The concept is a good one, but it can come unstuck, as was demonstrated in the recent final of the Omaha tournament at the Victoria, in which 54 players were competing. After several hours play it came down to Surinder Sunar from Wolverhampton, and a lively Irish player, Chris Dalton. At one stage, he had twice as many chips as Sunar and looked likely to win.
On what turned out to be the final hand, Chris made a fair-sized bet before the flop, holding 6-7-J-J - not a great hand but at heads-up, a fair start. Surinder called. Out came the flop:
sf1201 Now Chris's two jacks are the blockers. It looked an ideal moment to win a good- sized pot, so he stuck his money in. Surinder paused. As luck would have it, he also had a jack. He held 5-7-8-J, which made him a straight - but only the lower straight.

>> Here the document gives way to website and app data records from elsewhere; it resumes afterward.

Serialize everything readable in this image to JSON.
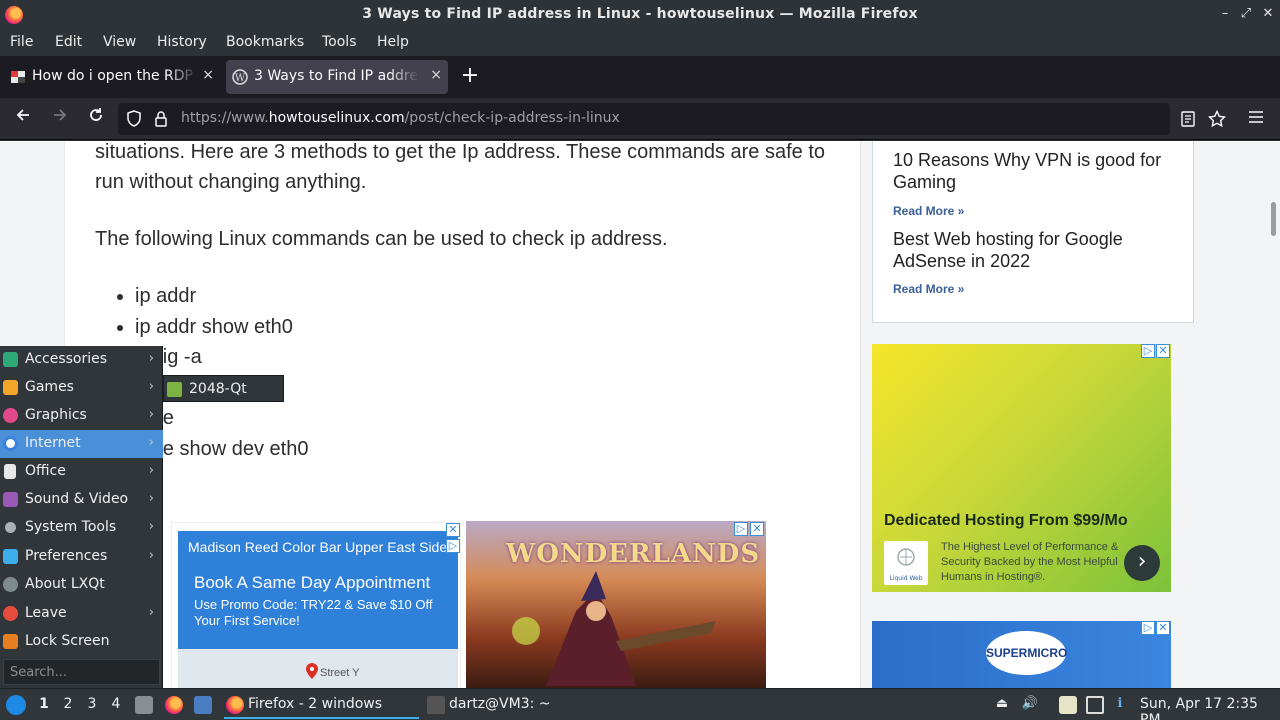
{
  "window": {
    "title": "3 Ways to Find IP address in Linux - howtouselinux — Mozilla Firefox",
    "controls": {
      "minimize": "–",
      "maximize": "⤢",
      "close": "✕"
    }
  },
  "menubar": [
    "File",
    "Edit",
    "View",
    "History",
    "Bookmarks",
    "Tools",
    "Help"
  ],
  "tabs": [
    {
      "label": "How do i open the RDP p",
      "active": false
    },
    {
      "label": "3 Ways to Find IP address",
      "active": true
    }
  ],
  "tab_close": "×",
  "new_tab": "+",
  "nav": {
    "url_prefix": "https://www.",
    "url_host": "howtouselinux.com",
    "url_path": "/post/check-ip-address-in-linux"
  },
  "article": {
    "p1": "situations. Here are 3 methods to get the Ip address. These commands are safe to run without changing anything.",
    "p2": "The following Linux commands can be used to check ip address.",
    "commands": [
      "ip addr",
      "ip addr show eth0",
      "onfig -a",
      "",
      "oute",
      "oute show dev eth0"
    ]
  },
  "ad_madison": {
    "small": "Madison Reed Color Bar Upper East Side",
    "headline": "Book A Same Day Appointment",
    "sub": "Use Promo Code: TRY22 & Save $10 Off Your First Service!",
    "street": "Street Y"
  },
  "ad_wonderlands": {
    "title": "WONDERLANDS"
  },
  "sidebar": {
    "posts": [
      {
        "title": "10 Reasons Why VPN is good for Gaming",
        "more": "Read More »"
      },
      {
        "title": "Best Web hosting for Google AdSense in 2022",
        "more": "Read More »"
      }
    ]
  },
  "ad_hosting": {
    "headline": "Dedicated Hosting From $99/Mo",
    "logo": "Liquid Web",
    "text": "The Highest Level of Performance & Security Backed by the Most Helpful Humans in Hosting®.",
    "arrow": "›"
  },
  "ad_supermicro": {
    "logo": "SUPERMICRO"
  },
  "appmenu": {
    "items": [
      {
        "label": "Accessories",
        "submenu": true,
        "icon": "accessories-icon",
        "color": "#2ea879"
      },
      {
        "label": "Games",
        "submenu": true,
        "icon": "games-icon",
        "color": "#f4a62a"
      },
      {
        "label": "Graphics",
        "submenu": true,
        "icon": "graphics-icon",
        "color": "#e04a8a"
      },
      {
        "label": "Internet",
        "submenu": true,
        "icon": "internet-icon",
        "color": "#3b82e0",
        "highlighted": true
      },
      {
        "label": "Office",
        "submenu": true,
        "icon": "office-icon",
        "color": "#e8e8e8"
      },
      {
        "label": "Sound & Video",
        "submenu": true,
        "icon": "sound-video-icon",
        "color": "#9b59b6"
      },
      {
        "label": "System Tools",
        "submenu": true,
        "icon": "system-tools-icon",
        "color": "#aab0b6"
      },
      {
        "label": "Preferences",
        "submenu": true,
        "icon": "preferences-icon",
        "color": "#3daee9"
      },
      {
        "label": "About LXQt",
        "submenu": false,
        "icon": "about-icon",
        "color": "#7f8c8d"
      },
      {
        "label": "Leave",
        "submenu": true,
        "icon": "leave-icon",
        "color": "#e74c3c"
      },
      {
        "label": "Lock Screen",
        "submenu": false,
        "icon": "lock-icon",
        "color": "#e67e22"
      }
    ],
    "search_placeholder": "Search...",
    "submenu_item": "2048-Qt"
  },
  "taskbar": {
    "desktops": [
      "1",
      "2",
      "3",
      "4"
    ],
    "tasks": [
      {
        "label": "Firefox - 2 windows",
        "active": true
      },
      {
        "label": "dartz@VM3: ~",
        "active": false
      }
    ],
    "clock": "Sun, Apr 17  2:35 PM"
  }
}
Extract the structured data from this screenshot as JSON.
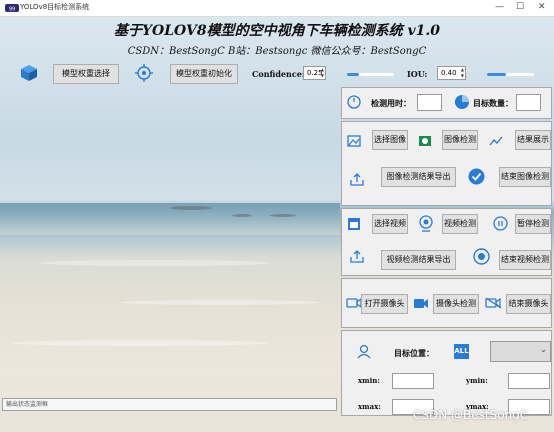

If Chris had J-K, he was winning. Surinder stood up and pushed his chips forward. The players turned their hands over. Chris's other two cards gave him no 'outs'.
From the outside, it is easy to criticise his play as too speculative. But against a player of Surinder's talent, it is no use just sitting still. 'I had the blockers,' lamented Chris afterwards. 'The only trouble is that there are four jacks in the deck.'